**WHAT YOU HAVE TO DO:** Apart from the pictures, every part of the records below gets retyped exactly.
================================
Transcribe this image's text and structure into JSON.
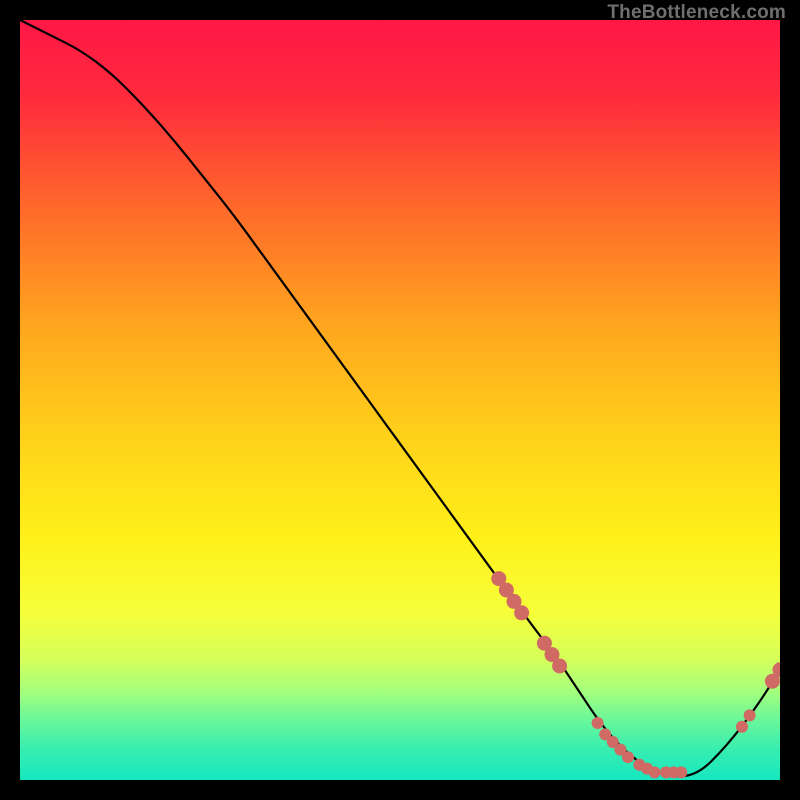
{
  "attribution": "TheBottleneck.com",
  "colors": {
    "curve": "#000000",
    "marker": "#cf6a64",
    "gradient_top": "#ff1846",
    "gradient_mid": "#ffe81a",
    "gradient_bottom": "#16e6c0"
  },
  "chart_data": {
    "type": "line",
    "title": "",
    "xlabel": "",
    "ylabel": "",
    "xlim": [
      0,
      100
    ],
    "ylim": [
      0,
      100
    ],
    "x": [
      0,
      4,
      8,
      12,
      16,
      20,
      24,
      28,
      32,
      36,
      40,
      44,
      48,
      52,
      56,
      60,
      64,
      68,
      70,
      72,
      74,
      76,
      78,
      80,
      82,
      84,
      86,
      88,
      90,
      92,
      94,
      96,
      98,
      100
    ],
    "y": [
      100,
      98,
      96,
      93,
      89,
      84.5,
      79.5,
      74.5,
      69,
      63.5,
      58,
      52.5,
      47,
      41.5,
      36,
      30.5,
      25,
      19.5,
      17,
      14,
      11,
      8,
      5.5,
      3.5,
      2,
      1,
      0.5,
      0.5,
      1.5,
      3.5,
      5.8,
      8.4,
      11.3,
      14.5
    ],
    "markers": [
      {
        "x": 63,
        "y": 26.5
      },
      {
        "x": 64,
        "y": 25
      },
      {
        "x": 65,
        "y": 23.5
      },
      {
        "x": 66,
        "y": 22
      },
      {
        "x": 69,
        "y": 18
      },
      {
        "x": 70,
        "y": 16.5
      },
      {
        "x": 71,
        "y": 15
      },
      {
        "x": 76,
        "y": 7.5
      },
      {
        "x": 77,
        "y": 6
      },
      {
        "x": 78,
        "y": 5
      },
      {
        "x": 79,
        "y": 4
      },
      {
        "x": 80,
        "y": 3
      },
      {
        "x": 81.5,
        "y": 2
      },
      {
        "x": 82.5,
        "y": 1.5
      },
      {
        "x": 83.5,
        "y": 1
      },
      {
        "x": 85,
        "y": 1
      },
      {
        "x": 86,
        "y": 1
      },
      {
        "x": 87,
        "y": 1
      },
      {
        "x": 95,
        "y": 7
      },
      {
        "x": 96,
        "y": 8.5
      },
      {
        "x": 99,
        "y": 13
      },
      {
        "x": 100,
        "y": 14.5
      }
    ],
    "curve_stroke_width": 2.2,
    "marker_radius_big": 7.5,
    "marker_radius_small": 6
  }
}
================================
**RESPONSE TO THE EXERCISE:**
Transcribe this image's text and structure into JSON.
{
  "attribution": "TheBottleneck.com",
  "colors": {
    "curve": "#000000",
    "marker": "#cf6a64",
    "gradient_top": "#ff1846",
    "gradient_mid": "#ffe81a",
    "gradient_bottom": "#16e6c0"
  },
  "chart_data": {
    "type": "line",
    "title": "",
    "xlabel": "",
    "ylabel": "",
    "xlim": [
      0,
      100
    ],
    "ylim": [
      0,
      100
    ],
    "x": [
      0,
      4,
      8,
      12,
      16,
      20,
      24,
      28,
      32,
      36,
      40,
      44,
      48,
      52,
      56,
      60,
      64,
      68,
      70,
      72,
      74,
      76,
      78,
      80,
      82,
      84,
      86,
      88,
      90,
      92,
      94,
      96,
      98,
      100
    ],
    "y": [
      100,
      98,
      96,
      93,
      89,
      84.5,
      79.5,
      74.5,
      69,
      63.5,
      58,
      52.5,
      47,
      41.5,
      36,
      30.5,
      25,
      19.5,
      17,
      14,
      11,
      8,
      5.5,
      3.5,
      2,
      1,
      0.5,
      0.5,
      1.5,
      3.5,
      5.8,
      8.4,
      11.3,
      14.5
    ],
    "markers": [
      {
        "x": 63,
        "y": 26.5
      },
      {
        "x": 64,
        "y": 25
      },
      {
        "x": 65,
        "y": 23.5
      },
      {
        "x": 66,
        "y": 22
      },
      {
        "x": 69,
        "y": 18
      },
      {
        "x": 70,
        "y": 16.5
      },
      {
        "x": 71,
        "y": 15
      },
      {
        "x": 76,
        "y": 7.5
      },
      {
        "x": 77,
        "y": 6
      },
      {
        "x": 78,
        "y": 5
      },
      {
        "x": 79,
        "y": 4
      },
      {
        "x": 80,
        "y": 3
      },
      {
        "x": 81.5,
        "y": 2
      },
      {
        "x": 82.5,
        "y": 1.5
      },
      {
        "x": 83.5,
        "y": 1
      },
      {
        "x": 85,
        "y": 1
      },
      {
        "x": 86,
        "y": 1
      },
      {
        "x": 87,
        "y": 1
      },
      {
        "x": 95,
        "y": 7
      },
      {
        "x": 96,
        "y": 8.5
      },
      {
        "x": 99,
        "y": 13
      },
      {
        "x": 100,
        "y": 14.5
      }
    ],
    "curve_stroke_width": 2.2,
    "marker_radius_big": 7.5,
    "marker_radius_small": 6
  }
}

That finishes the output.